If you hurt your hip, avoiding seeking medical attention and continuing to walk around on it will only make the problem worse, especially as your body has to work extra hard in order to compensate for the injury. The same is true for hearing loss. Avoiding treatment can actually make your hearing loss more severe.
What Is Auditory Deprivation
Your brain is used to a certain amount of incoming sound information in order to make sense of the world. These sound signals pass through multiple neural networks throughout the brain to be encoded and integrated.
As the level of auditory signals decreases, which is what happens with untreated hearing loss, the parts of your brain that were responsible for encoding this information can begin to degenerate or waste away.
And so begins a troublesome cycle. Your brain has to start working harder to hear, which causes it to overwork. This forces other neural networks in your brain that are not normally used for auditory processing to assist in this role. While these areas of the brain are busy trying to hear, it becomes harder for you to focus, causing you to miss important information. This can then lead to more damage to the auditory processing center of your brain.
In addition to physical changes and damage to your brain, untreated hearing loss has been linked to increased feelings of depression, anxiety and loneliness. When hearing becomes difficult, it is easier to stop attending functions, events and social activities. Many with untreated hearing loss find it easier to skip the event at Azteca Music Hall, rather than spending the whole evening trying to keep up with the conversation. And soon you go from declining an event here and there to RSVPing no to all of them.
How to Treat Auditory Deprivation

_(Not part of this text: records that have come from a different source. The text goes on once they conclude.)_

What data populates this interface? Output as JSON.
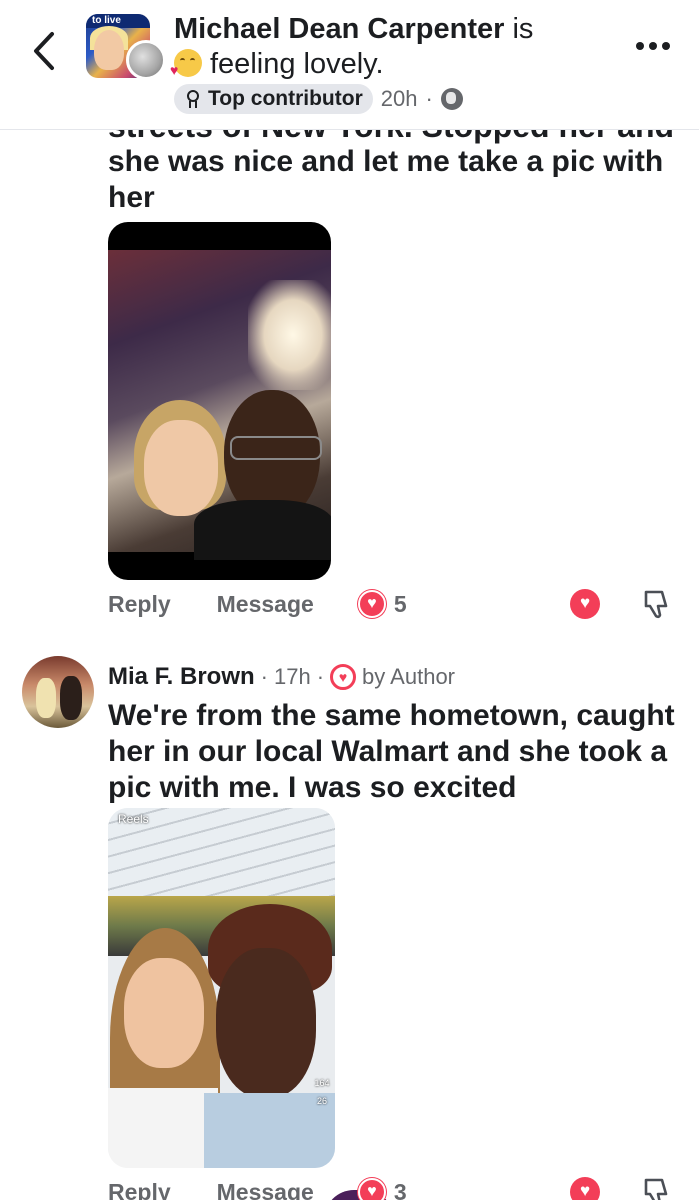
{
  "header": {
    "author_name": "Michael Dean Carpenter",
    "feeling_text": "is",
    "feeling_status": "feeling lovely.",
    "avatar_banner_text": "to live",
    "badge_label": "Top contributor",
    "time": "20h",
    "separator": "·"
  },
  "comment1": {
    "clipped_text": "streets of New York. Stopped her and",
    "text": "she was nice and let me take a pic with her",
    "reply_label": "Reply",
    "message_label": "Message",
    "reaction_count": "5"
  },
  "comment2": {
    "author_name": "Mia F. Brown",
    "time": "17h",
    "separator": "·",
    "author_reaction_label": "by Author",
    "text": "We're from the same hometown, caught her in our local Walmart and she took a pic with me. I was so excited",
    "photo_overlay_label": "Reels",
    "photo_side_count1": "164",
    "photo_side_count2": "26",
    "reply_label": "Reply",
    "message_label": "Message",
    "reaction_count": "3"
  },
  "colors": {
    "love": "#f33e58",
    "secondary_text": "#65676b",
    "primary_text": "#1c1e21",
    "badge_bg": "#e4e6eb"
  },
  "icons": {
    "back": "chevron-left-icon",
    "more": "more-horizontal-icon",
    "badge": "top-contributor-icon",
    "privacy": "globe-icon",
    "love": "heart-icon",
    "dislike": "thumbs-down-icon"
  }
}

The best and easiest way to treat auditory deprivation is with the use of amplification. While there are a number of over-the-counter options, the gold standard recommended by hearing professionals is a hearing aid expertly fitted to your unique degree of loss.
A hearing test is the first step in the treatment process. To learn more about auditory deprivation or to schedule an appointment for a hearing exam, contact Ormson Hearing Clinic today.